Our industry’s trusty watchdog, Michael Tetreault over at CMT, conducted some helpful surveys to get to the bottom of patient dissatisfaction. He says, “… Most concierge medical practices maintain a very high patient retention average of approximately 92%-94%*…” But adds that patients are writing in weekly looking for new doctors in their area. So what’s the deal?
He then analyzed over 1,000 prospective concierge medicine patient search requests that were submitted to CMT’s website and he found that nearly 30% of patients are leaving one concierge doctor and seeking another. Something’s obviously wrong here. Patients are sticking with concierge medicine, but what’s forcing patients to leave one for another? It looks like it all comes down to the “front desk” so to speak.
When asked, “What, if anything, could be improved or would you change regarding your previous concierge/direct medical practice?” patients cited issues such as:
• Rude office manager and/or staff
• Person handling scheduling was routinely ill-tempered and annoyed
• Patients were over-promised and under-served
• Appointment scheduling wasn’t any easier
• Patients didn’t use the membership as much as they thought
We’d like to clarify one thing here, and that’s the subtle difference between concierge medicine and direct care. Technically, you could run a concierge medicine practice and also see insurance-based patients.
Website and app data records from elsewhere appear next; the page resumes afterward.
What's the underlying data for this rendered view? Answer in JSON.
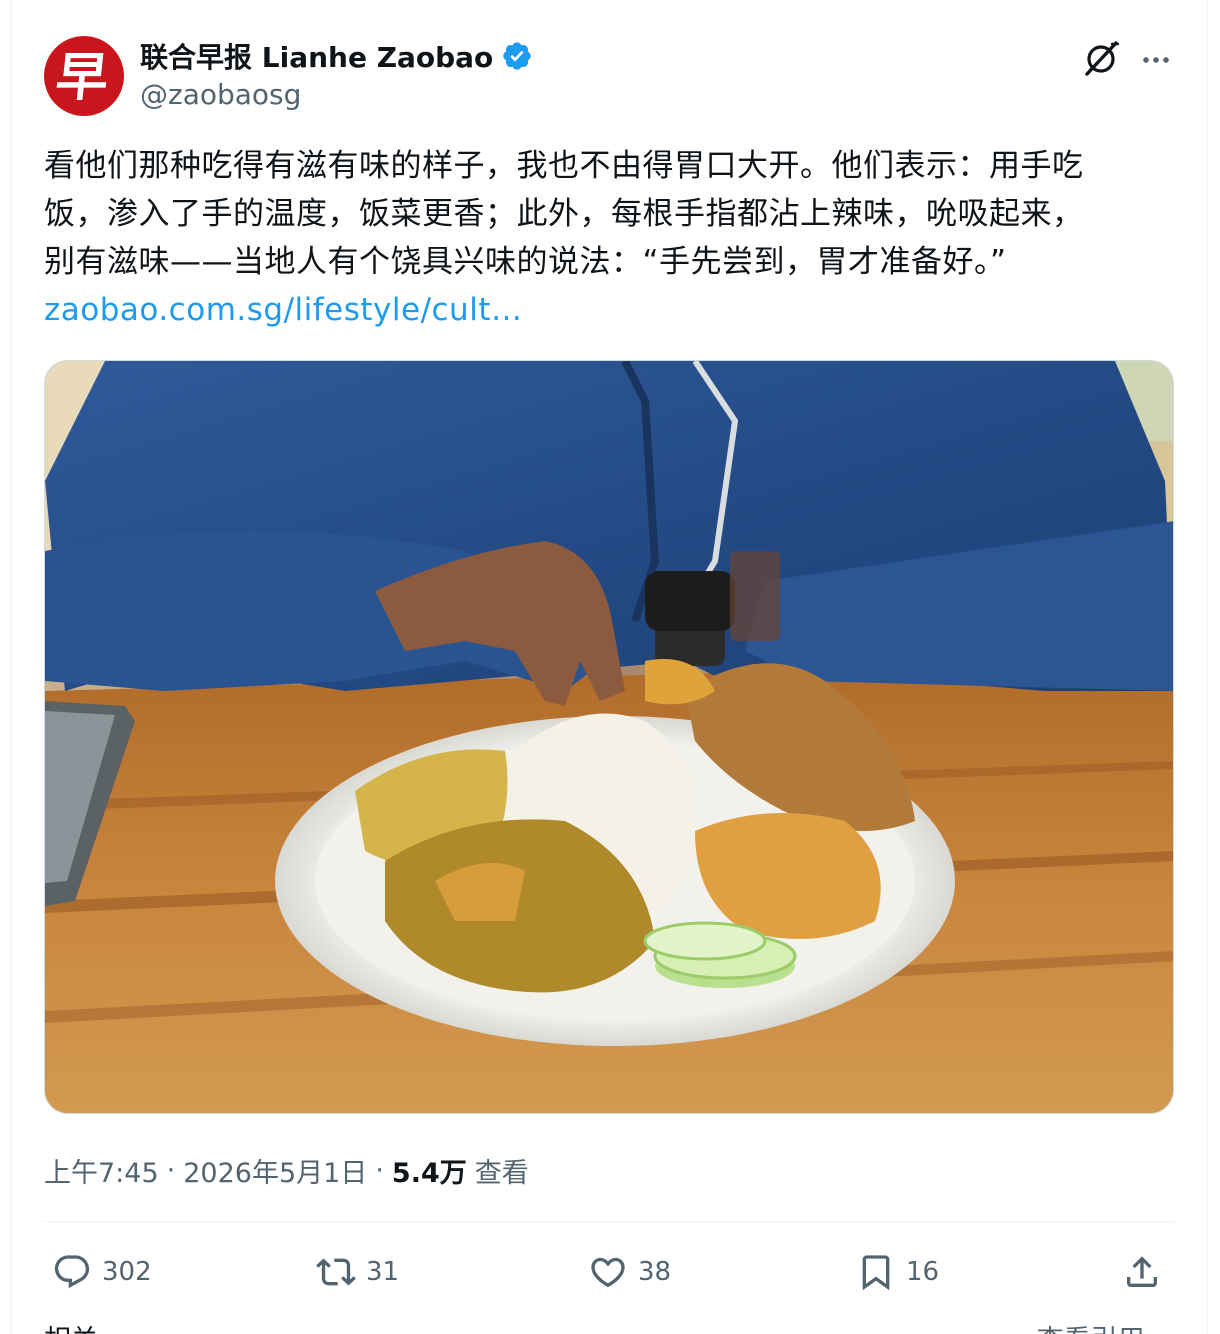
{
  "account": {
    "display_name": "联合早报 Lianhe Zaobao",
    "handle": "@zaobaosg",
    "avatar_glyph": "早",
    "verified": true,
    "brand_color": "#c7161e",
    "verified_color": "#1d9bf0"
  },
  "post": {
    "lines": [
      "看他们那种吃得有滋有味的样子，我也不由得胃口大开。他们表示：用手吃",
      "饭，渗入了手的温度，饭菜更香；此外，每根手指都沾上辣味，吮吸起来，",
      "别有滋味——当地人有个饶具兴味的说法：“手先尝到，胃才准备好。”"
    ],
    "link_text": "zaobao.com.sg/lifestyle/cult…",
    "link_color": "#1d9bf0"
  },
  "media": {
    "subject": "person in blue jacket eating rice and curry by hand"
  },
  "meta": {
    "time": "上午7:45",
    "separator": "·",
    "date": "2026年5月1日",
    "views_count": "5.4万",
    "views_label": "查看"
  },
  "actions": {
    "reply_count": "302",
    "repost_count": "31",
    "like_count": "38",
    "bookmark_count": "16"
  },
  "footer": {
    "related_label": "相关",
    "quotes_label": "查看引用"
  },
  "icons": {
    "grok": "grok-icon",
    "more": "more-icon",
    "reply": "reply-icon",
    "repost": "repost-icon",
    "like": "heart-icon",
    "bookmark": "bookmark-icon",
    "share": "share-icon",
    "verified": "verified-badge-icon"
  }
}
In certain cases, the concierge patients are paying extra to see you off-hours, to text you, to come in as often as they want for no extra charge, etc. (offers vary by practice). But if you notice something, you still have the same office staff, you still have the same insurance obligations, and possibly the same rigmarole and headaches from the insurance system rubbing off on your insurance-free patients. Again, this isn’t absolutely the case, but still a possibility worth considering when you run a hybrid practice. Sure, you’re offering an exceptional service to the person who’s paying extra, but are you offering the exceptional customer service they demand. Secondly, is it fair to offer the high-paying customer BETTER service? Shouldn’t all of your patients be met with courtesy in communication?
Also, we understand that concierge and direct care practitioners might be feeling overwhelmed about handling admin stuff themselves, and may have actually hired their spouses to fill in at the front desk. In this case, patients have confided that they are nervous to complain about rude service because they don’t want to upset the existing marital relationship. And that makes perfect sense. That’s one more reason we’re excited to launch Atlas.md. It might sound rudimentary, but we’ve developed an integrated calendar feature so you can manage your professional schedule the same way you manage your own schedule on your iPhone or Android phone. Whether you’re working with your spouse or not, we can guarantee you that your scheduling will run smoother than it would unaided.
Our main takeaway from Tetreault’s research is that once people are doing insurance-free medicine, they want to continue doing it. Only problem is that they will flock to practices with good customer service. Funny, right? It sounds like every other service industry.
* Source: CMT Poll, March 2010-2013